_EXCERPTED RECORDS_
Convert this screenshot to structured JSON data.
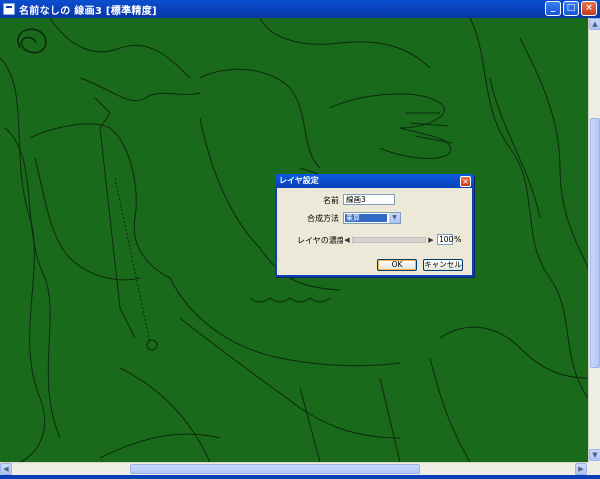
{
  "window": {
    "title": "名前なしの 線画3 [標準精度]",
    "minimize_glyph": "_",
    "maximize_glyph": "□",
    "close_glyph": "×"
  },
  "dialog": {
    "title": "レイヤ設定",
    "close_glyph": "×",
    "name_label": "名前",
    "name_value": "線画3",
    "blend_label": "合成方法",
    "blend_value": "乗算",
    "opacity_label": "レイヤの濃度",
    "opacity_value": "100",
    "opacity_unit": "%",
    "opacity_fraction": 1.0,
    "ok_label": "OK",
    "cancel_label": "キャンセル"
  },
  "scrollbars": {
    "up": "▲",
    "down": "▼",
    "left": "◀",
    "right": "▶"
  },
  "colors": {
    "canvas_bg": "#1a6a1c",
    "line": "#0d2a0e",
    "titlebar": "#0a3fb8"
  }
}
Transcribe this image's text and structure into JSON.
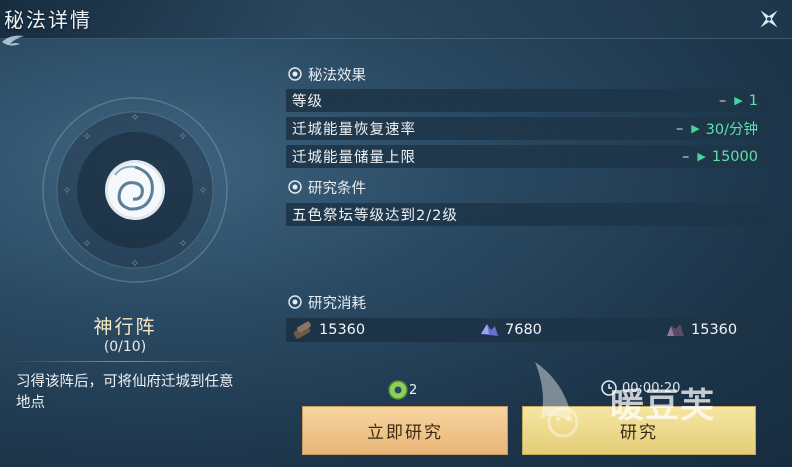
{
  "window": {
    "title": "秘法详情"
  },
  "skill": {
    "name": "神行阵",
    "level": "(0/10)",
    "description": "习得该阵后，可将仙府迁城到任意地点"
  },
  "effects": {
    "heading": "秘法效果",
    "rows": [
      {
        "label": "等级",
        "from": "–",
        "to": "1"
      },
      {
        "label": "迁城能量恢复速率",
        "from": "–",
        "to": "30/分钟"
      },
      {
        "label": "迁城能量储量上限",
        "from": "–",
        "to": "15000"
      }
    ]
  },
  "conditions": {
    "heading": "研究条件",
    "rows": [
      {
        "label": "五色祭坛等级达到2/2级"
      }
    ]
  },
  "costs": {
    "heading": "研究消耗",
    "items": [
      {
        "icon": "wood-resource-icon",
        "value": "15360"
      },
      {
        "icon": "crystal-resource-icon",
        "value": "7680"
      },
      {
        "icon": "ore-resource-icon",
        "value": "15360"
      }
    ]
  },
  "actions": {
    "instant_cost": "2",
    "instant_label": "立即研究",
    "timer": "00:00:20",
    "research_label": "研究"
  },
  "watermark": {
    "text": "暖豆芙"
  },
  "colors": {
    "accent_green": "#5fe0a8",
    "button_orange": "#f2c68c",
    "button_yellow": "#efdb8e"
  }
}
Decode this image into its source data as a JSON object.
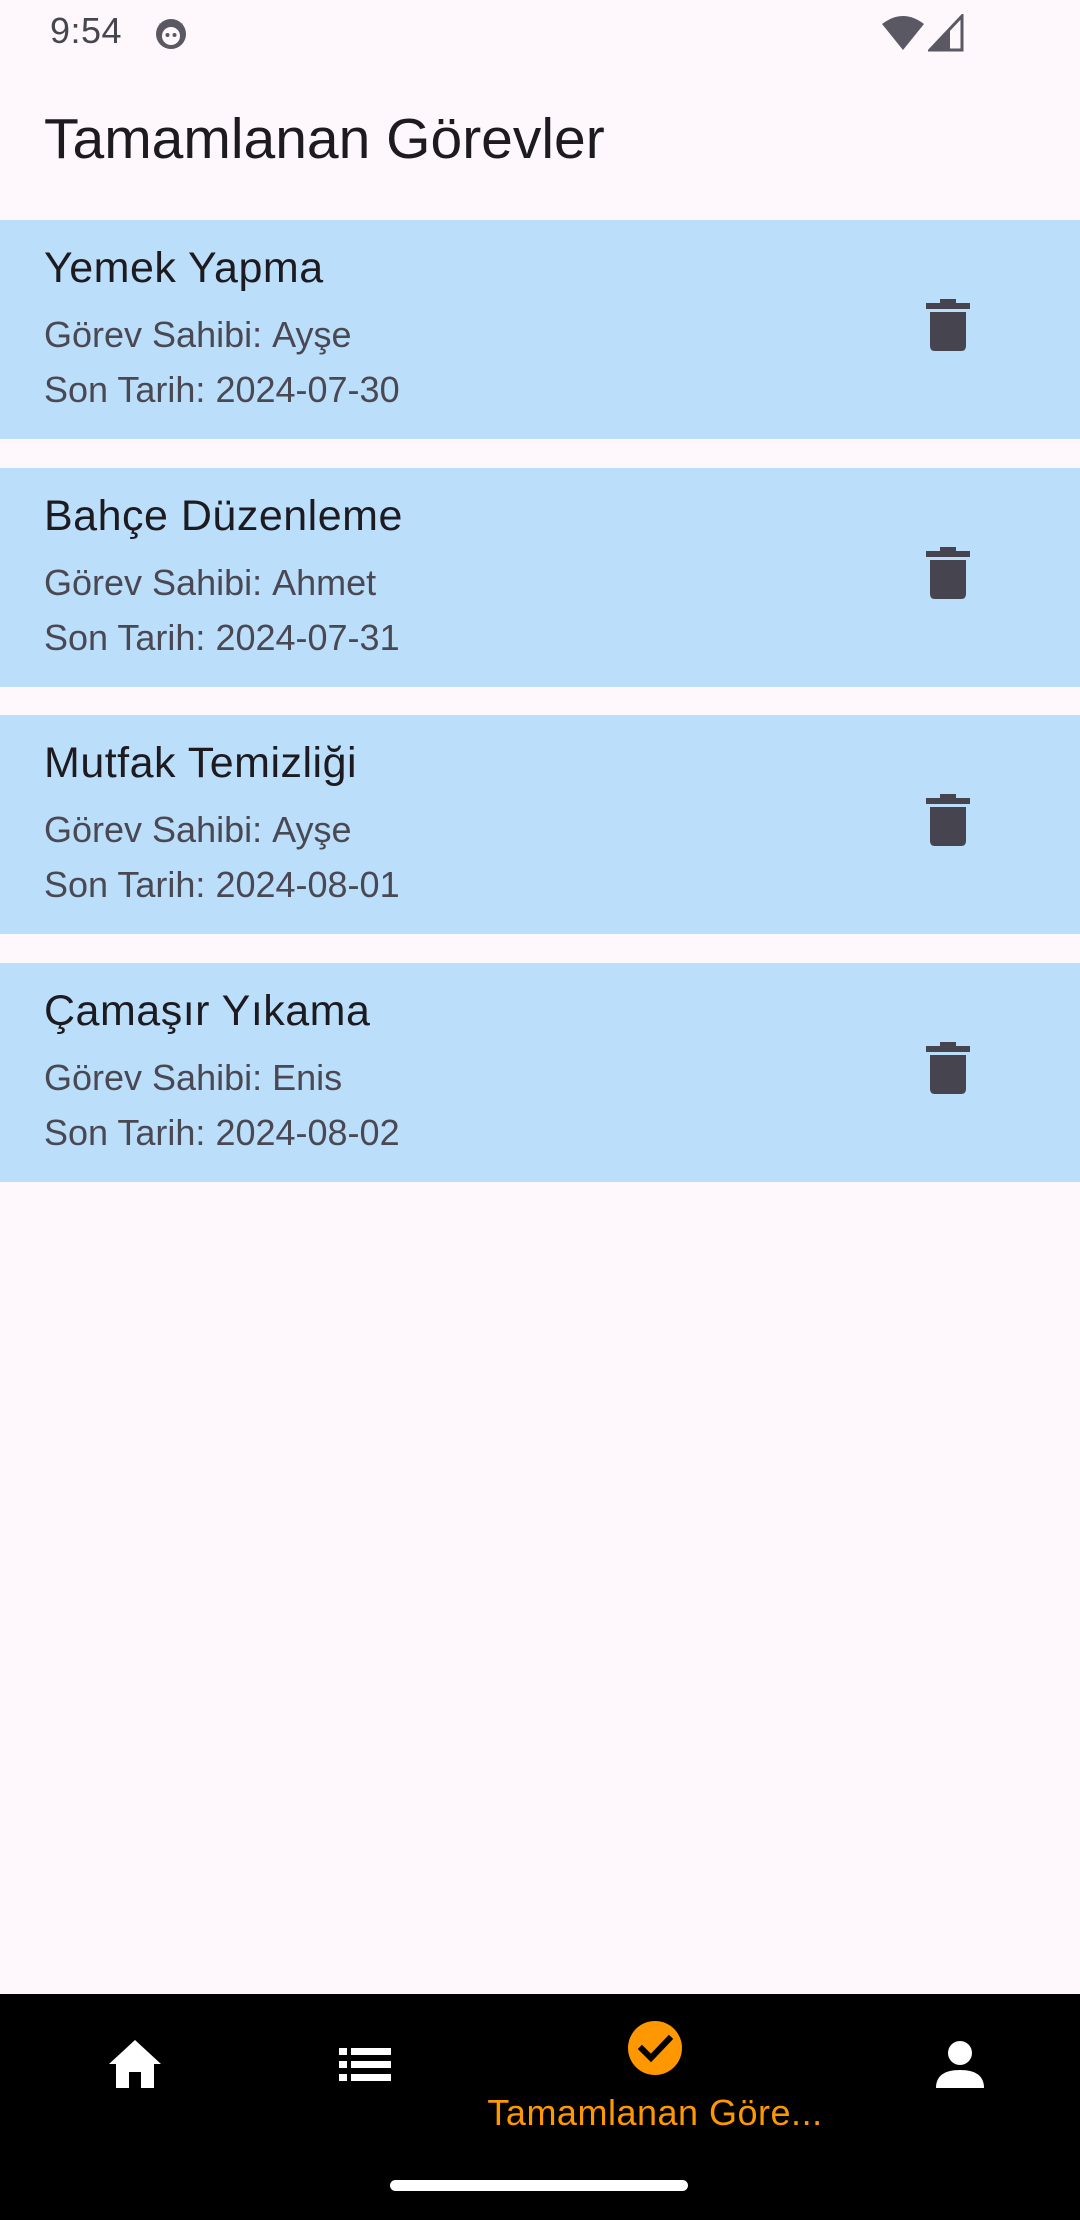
{
  "status_bar": {
    "time": "9:54",
    "icons": [
      "app-notification-icon",
      "wifi-icon",
      "cell-signal-icon"
    ]
  },
  "app_bar": {
    "title": "Tamamlanan Görevler"
  },
  "tasks": [
    {
      "title": "Yemek Yapma",
      "owner_label": "Görev Sahibi:",
      "owner": "Ayşe",
      "date_label": "Son Tarih:",
      "date": "2024-07-30"
    },
    {
      "title": "Bahçe Düzenleme",
      "owner_label": "Görev Sahibi:",
      "owner": "Ahmet",
      "date_label": "Son Tarih:",
      "date": "2024-07-31"
    },
    {
      "title": "Mutfak Temizliği",
      "owner_label": "Görev Sahibi:",
      "owner": "Ayşe",
      "date_label": "Son Tarih:",
      "date": "2024-08-01"
    },
    {
      "title": "Çamaşır Yıkama",
      "owner_label": "Görev Sahibi:",
      "owner": "Enis",
      "date_label": "Son Tarih:",
      "date": "2024-08-02"
    }
  ],
  "bottom_nav": {
    "items": [
      {
        "icon": "home-icon",
        "label": ""
      },
      {
        "icon": "list-icon",
        "label": ""
      },
      {
        "icon": "check-circle-icon",
        "label": "Tamamlanan Göre...",
        "active": true
      },
      {
        "icon": "person-icon",
        "label": ""
      }
    ],
    "active_color": "#ff9800",
    "inactive_color": "#ffffff"
  },
  "colors": {
    "background": "#fef7fc",
    "card": "#bbdefa",
    "icon": "#46444f",
    "nav_background": "#000000"
  }
}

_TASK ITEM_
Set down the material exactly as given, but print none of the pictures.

_OUTPUT OF THE EXERCISE_
Convert this screenshot to structured JSON data.
{
  "window": {
    "title": "名前なしの 線画3 [標準精度]",
    "minimize_glyph": "_",
    "maximize_glyph": "□",
    "close_glyph": "×"
  },
  "dialog": {
    "title": "レイヤ設定",
    "close_glyph": "×",
    "name_label": "名前",
    "name_value": "線画3",
    "blend_label": "合成方法",
    "blend_value": "乗算",
    "opacity_label": "レイヤの濃度",
    "opacity_value": "100",
    "opacity_unit": "%",
    "opacity_fraction": 1.0,
    "ok_label": "OK",
    "cancel_label": "キャンセル"
  },
  "scrollbars": {
    "up": "▲",
    "down": "▼",
    "left": "◀",
    "right": "▶"
  },
  "colors": {
    "canvas_bg": "#1a6a1c",
    "line": "#0d2a0e",
    "titlebar": "#0a3fb8"
  }
}
Transcribe this image's text and structure into JSON.
{
  "window": {
    "title": "秘法详情"
  },
  "skill": {
    "name": "神行阵",
    "level": "(0/10)",
    "description": "习得该阵后，可将仙府迁城到任意地点"
  },
  "effects": {
    "heading": "秘法效果",
    "rows": [
      {
        "label": "等级",
        "from": "–",
        "to": "1"
      },
      {
        "label": "迁城能量恢复速率",
        "from": "–",
        "to": "30/分钟"
      },
      {
        "label": "迁城能量储量上限",
        "from": "–",
        "to": "15000"
      }
    ]
  },
  "conditions": {
    "heading": "研究条件",
    "rows": [
      {
        "label": "五色祭坛等级达到2/2级"
      }
    ]
  },
  "costs": {
    "heading": "研究消耗",
    "items": [
      {
        "icon": "wood-resource-icon",
        "value": "15360"
      },
      {
        "icon": "crystal-resource-icon",
        "value": "7680"
      },
      {
        "icon": "ore-resource-icon",
        "value": "15360"
      }
    ]
  },
  "actions": {
    "instant_cost": "2",
    "instant_label": "立即研究",
    "timer": "00:00:20",
    "research_label": "研究"
  },
  "watermark": {
    "text": "暖豆芙"
  },
  "colors": {
    "accent_green": "#5fe0a8",
    "button_orange": "#f2c68c",
    "button_yellow": "#efdb8e"
  }
}
Decode this image into its source data as a JSON object.
{
  "status_bar": {
    "time": "9:54",
    "icons": [
      "app-notification-icon",
      "wifi-icon",
      "cell-signal-icon"
    ]
  },
  "app_bar": {
    "title": "Tamamlanan Görevler"
  },
  "tasks": [
    {
      "title": "Yemek Yapma",
      "owner_label": "Görev Sahibi:",
      "owner": "Ayşe",
      "date_label": "Son Tarih:",
      "date": "2024-07-30"
    },
    {
      "title": "Bahçe Düzenleme",
      "owner_label": "Görev Sahibi:",
      "owner": "Ahmet",
      "date_label": "Son Tarih:",
      "date": "2024-07-31"
    },
    {
      "title": "Mutfak Temizliği",
      "owner_label": "Görev Sahibi:",
      "owner": "Ayşe",
      "date_label": "Son Tarih:",
      "date": "2024-08-01"
    },
    {
      "title": "Çamaşır Yıkama",
      "owner_label": "Görev Sahibi:",
      "owner": "Enis",
      "date_label": "Son Tarih:",
      "date": "2024-08-02"
    }
  ],
  "bottom_nav": {
    "items": [
      {
        "icon": "home-icon",
        "label": ""
      },
      {
        "icon": "list-icon",
        "label": ""
      },
      {
        "icon": "check-circle-icon",
        "label": "Tamamlanan Göre...",
        "active": true
      },
      {
        "icon": "person-icon",
        "label": ""
      }
    ],
    "active_color": "#ff9800",
    "inactive_color": "#ffffff"
  },
  "colors": {
    "background": "#fef7fc",
    "card": "#bbdefa",
    "icon": "#46444f",
    "nav_background": "#000000"
  }
}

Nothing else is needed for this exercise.